____ Dataset records
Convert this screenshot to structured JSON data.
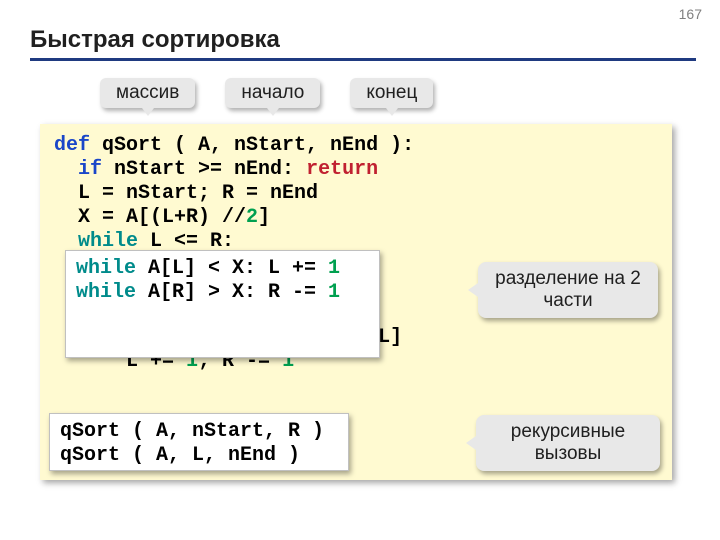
{
  "page_number": "167",
  "title": "Быстрая сортировка",
  "labels": {
    "arr": "массив",
    "start": "начало",
    "end": "конец"
  },
  "code": {
    "l1": {
      "def": "def",
      "fn": " qSort",
      "rest": " ( A, nStart, nEnd ):"
    },
    "l2": {
      "ind": "  ",
      "if": "if",
      "cond": " nStart >= nEnd: ",
      "ret": "return"
    },
    "l3": "  L = nStart; R = nEnd",
    "l4": {
      "pre": "  X = A[(L+R) //",
      "num": "2",
      "post": "]"
    },
    "l5": {
      "ind": "  ",
      "while": "while",
      "cond": " L <= R:"
    },
    "box1": {
      "bl1": {
        "while": "while",
        "mid": " A[L] < X: L += ",
        "num": "1"
      },
      "bl2": {
        "while": "while",
        "mid": " A[R] > X: R -= ",
        "num": "1"
      }
    },
    "l6tail": "L]",
    "l7": {
      "pre": "      L += ",
      "n1": "1",
      "mid": "; R -= ",
      "n2": "1"
    },
    "box2": {
      "r1": "qSort ( A, nStart, R )",
      "r2": "qSort ( A, L, nEnd )"
    }
  },
  "callouts": {
    "split": "разделение\nна 2 части",
    "rec": "рекурсивные\nвызовы"
  }
}
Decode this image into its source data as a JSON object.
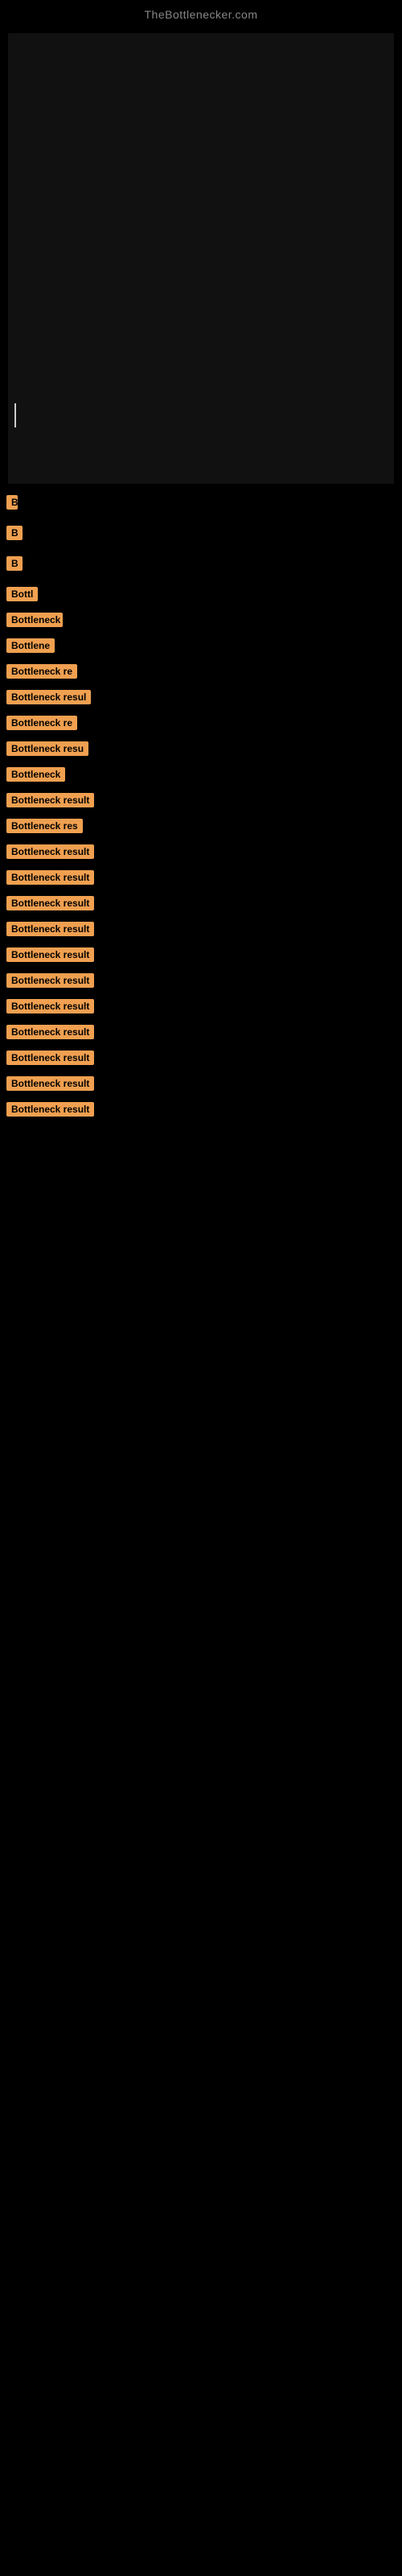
{
  "site": {
    "title": "TheBottlenecker.com"
  },
  "labels": [
    {
      "id": 1,
      "text": "B"
    },
    {
      "id": 2,
      "text": "B"
    },
    {
      "id": 3,
      "text": "B"
    },
    {
      "id": 4,
      "text": "Bottl"
    },
    {
      "id": 5,
      "text": "Bottleneck"
    },
    {
      "id": 6,
      "text": "Bottlene"
    },
    {
      "id": 7,
      "text": "Bottleneck re"
    },
    {
      "id": 8,
      "text": "Bottleneck resul"
    },
    {
      "id": 9,
      "text": "Bottleneck re"
    },
    {
      "id": 10,
      "text": "Bottleneck resu"
    },
    {
      "id": 11,
      "text": "Bottleneck"
    },
    {
      "id": 12,
      "text": "Bottleneck result"
    },
    {
      "id": 13,
      "text": "Bottleneck res"
    },
    {
      "id": 14,
      "text": "Bottleneck result"
    },
    {
      "id": 15,
      "text": "Bottleneck result"
    },
    {
      "id": 16,
      "text": "Bottleneck result"
    },
    {
      "id": 17,
      "text": "Bottleneck result"
    },
    {
      "id": 18,
      "text": "Bottleneck result"
    },
    {
      "id": 19,
      "text": "Bottleneck result"
    },
    {
      "id": 20,
      "text": "Bottleneck result"
    },
    {
      "id": 21,
      "text": "Bottleneck result"
    },
    {
      "id": 22,
      "text": "Bottleneck result"
    },
    {
      "id": 23,
      "text": "Bottleneck result"
    },
    {
      "id": 24,
      "text": "Bottleneck result"
    }
  ]
}
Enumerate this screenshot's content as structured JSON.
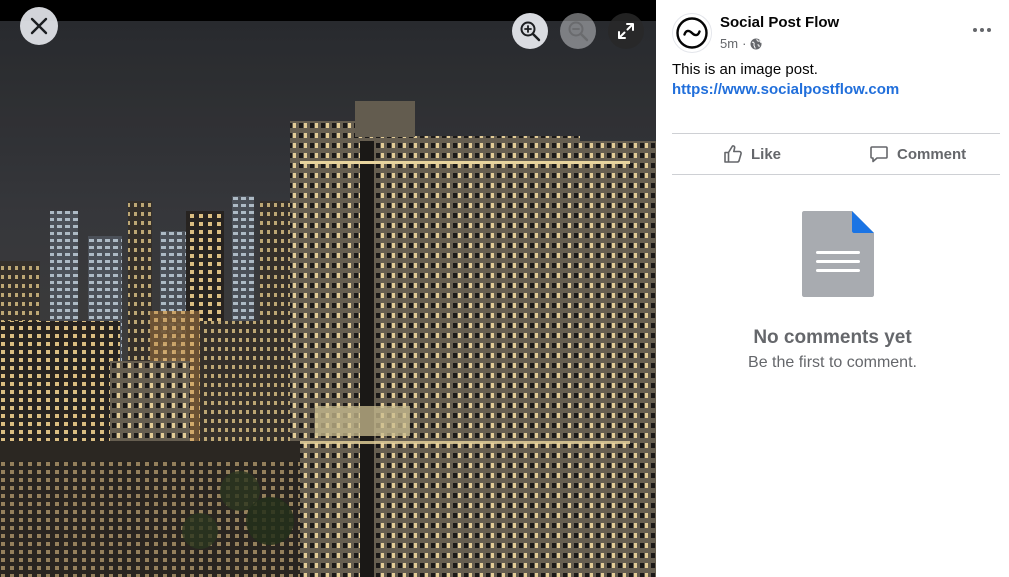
{
  "viewer": {
    "close_icon": "close-icon",
    "zoom_in_icon": "zoom-in-icon",
    "zoom_out_icon": "zoom-out-icon",
    "fullscreen_icon": "expand-icon"
  },
  "post": {
    "author": "Social Post Flow",
    "time": "5m",
    "separator": "·",
    "privacy_icon": "globe-icon",
    "text": "This is an image post.",
    "link": "https://www.socialpostflow.com"
  },
  "actions": {
    "like_label": "Like",
    "comment_label": "Comment"
  },
  "comments": {
    "empty_title": "No comments yet",
    "empty_subtitle": "Be the first to comment."
  },
  "colors": {
    "link": "#216fdb",
    "muted_text": "#65676b",
    "doc_icon_gray": "#a8abb0",
    "doc_icon_fold": "#1b74e4"
  }
}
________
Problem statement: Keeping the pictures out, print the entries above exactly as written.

Response below:
Convert this screenshot to structured JSON data.
{
  "page_number": "167",
  "title": "Быстрая сортировка",
  "labels": {
    "arr": "массив",
    "start": "начало",
    "end": "конец"
  },
  "code": {
    "l1": {
      "def": "def",
      "fn": " qSort",
      "rest": " ( A, nStart, nEnd ):"
    },
    "l2": {
      "ind": "  ",
      "if": "if",
      "cond": " nStart >= nEnd: ",
      "ret": "return"
    },
    "l3": "  L = nStart; R = nEnd",
    "l4": {
      "pre": "  X = A[(L+R) //",
      "num": "2",
      "post": "]"
    },
    "l5": {
      "ind": "  ",
      "while": "while",
      "cond": " L <= R:"
    },
    "box1": {
      "bl1": {
        "while": "while",
        "mid": " A[L] < X: L += ",
        "num": "1"
      },
      "bl2": {
        "while": "while",
        "mid": " A[R] > X: R -= ",
        "num": "1"
      }
    },
    "l6tail": "L]",
    "l7": {
      "pre": "      L += ",
      "n1": "1",
      "mid": "; R -= ",
      "n2": "1"
    },
    "box2": {
      "r1": "qSort ( A, nStart, R )",
      "r2": "qSort ( A, L, nEnd )"
    }
  },
  "callouts": {
    "split": "разделение\nна 2 части",
    "rec": "рекурсивные\nвызовы"
  }
}
Decode this image into its source data as a JSON object.
{
  "site": {
    "title": "TheBottlenecker.com"
  },
  "labels": [
    {
      "id": 1,
      "text": "B"
    },
    {
      "id": 2,
      "text": "B"
    },
    {
      "id": 3,
      "text": "B"
    },
    {
      "id": 4,
      "text": "Bottl"
    },
    {
      "id": 5,
      "text": "Bottleneck"
    },
    {
      "id": 6,
      "text": "Bottlene"
    },
    {
      "id": 7,
      "text": "Bottleneck re"
    },
    {
      "id": 8,
      "text": "Bottleneck resul"
    },
    {
      "id": 9,
      "text": "Bottleneck re"
    },
    {
      "id": 10,
      "text": "Bottleneck resu"
    },
    {
      "id": 11,
      "text": "Bottleneck"
    },
    {
      "id": 12,
      "text": "Bottleneck result"
    },
    {
      "id": 13,
      "text": "Bottleneck res"
    },
    {
      "id": 14,
      "text": "Bottleneck result"
    },
    {
      "id": 15,
      "text": "Bottleneck result"
    },
    {
      "id": 16,
      "text": "Bottleneck result"
    },
    {
      "id": 17,
      "text": "Bottleneck result"
    },
    {
      "id": 18,
      "text": "Bottleneck result"
    },
    {
      "id": 19,
      "text": "Bottleneck result"
    },
    {
      "id": 20,
      "text": "Bottleneck result"
    },
    {
      "id": 21,
      "text": "Bottleneck result"
    },
    {
      "id": 22,
      "text": "Bottleneck result"
    },
    {
      "id": 23,
      "text": "Bottleneck result"
    },
    {
      "id": 24,
      "text": "Bottleneck result"
    }
  ]
}
Enumerate this screenshot's content as structured JSON.
{
  "viewer": {
    "close_icon": "close-icon",
    "zoom_in_icon": "zoom-in-icon",
    "zoom_out_icon": "zoom-out-icon",
    "fullscreen_icon": "expand-icon"
  },
  "post": {
    "author": "Social Post Flow",
    "time": "5m",
    "separator": "·",
    "privacy_icon": "globe-icon",
    "text": "This is an image post.",
    "link": "https://www.socialpostflow.com"
  },
  "actions": {
    "like_label": "Like",
    "comment_label": "Comment"
  },
  "comments": {
    "empty_title": "No comments yet",
    "empty_subtitle": "Be the first to comment."
  },
  "colors": {
    "link": "#216fdb",
    "muted_text": "#65676b",
    "doc_icon_gray": "#a8abb0",
    "doc_icon_fold": "#1b74e4"
  }
}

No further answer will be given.